_Record extracts_
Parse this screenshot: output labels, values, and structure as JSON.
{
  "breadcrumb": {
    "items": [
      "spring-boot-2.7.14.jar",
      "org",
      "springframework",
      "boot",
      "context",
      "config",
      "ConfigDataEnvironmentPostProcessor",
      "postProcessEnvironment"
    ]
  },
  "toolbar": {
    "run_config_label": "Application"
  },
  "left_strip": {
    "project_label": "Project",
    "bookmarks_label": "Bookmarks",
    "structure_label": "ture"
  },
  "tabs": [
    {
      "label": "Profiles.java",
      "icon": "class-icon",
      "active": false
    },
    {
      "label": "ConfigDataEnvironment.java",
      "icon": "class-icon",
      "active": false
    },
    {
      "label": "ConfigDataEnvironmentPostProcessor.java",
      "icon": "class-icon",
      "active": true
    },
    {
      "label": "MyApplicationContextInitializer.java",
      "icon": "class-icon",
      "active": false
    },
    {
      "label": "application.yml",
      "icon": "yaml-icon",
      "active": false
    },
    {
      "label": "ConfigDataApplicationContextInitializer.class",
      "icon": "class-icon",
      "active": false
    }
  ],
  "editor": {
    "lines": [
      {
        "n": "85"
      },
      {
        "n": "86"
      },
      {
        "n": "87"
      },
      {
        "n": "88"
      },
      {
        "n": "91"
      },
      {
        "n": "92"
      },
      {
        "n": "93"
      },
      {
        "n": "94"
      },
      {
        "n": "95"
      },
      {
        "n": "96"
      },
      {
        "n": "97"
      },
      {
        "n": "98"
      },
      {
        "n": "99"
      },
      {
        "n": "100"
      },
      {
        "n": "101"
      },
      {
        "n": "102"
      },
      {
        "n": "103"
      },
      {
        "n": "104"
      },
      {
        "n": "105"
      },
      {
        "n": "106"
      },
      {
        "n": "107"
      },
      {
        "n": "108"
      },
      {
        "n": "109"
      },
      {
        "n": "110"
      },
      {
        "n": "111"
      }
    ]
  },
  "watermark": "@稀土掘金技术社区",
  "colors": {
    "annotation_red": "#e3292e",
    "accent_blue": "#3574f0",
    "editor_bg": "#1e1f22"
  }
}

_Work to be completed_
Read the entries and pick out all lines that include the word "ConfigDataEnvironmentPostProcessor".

_Solution for this problem_
      "ConfigDataEnvironmentPostProcessor",
      "label": "ConfigDataEnvironmentPostProcessor.java",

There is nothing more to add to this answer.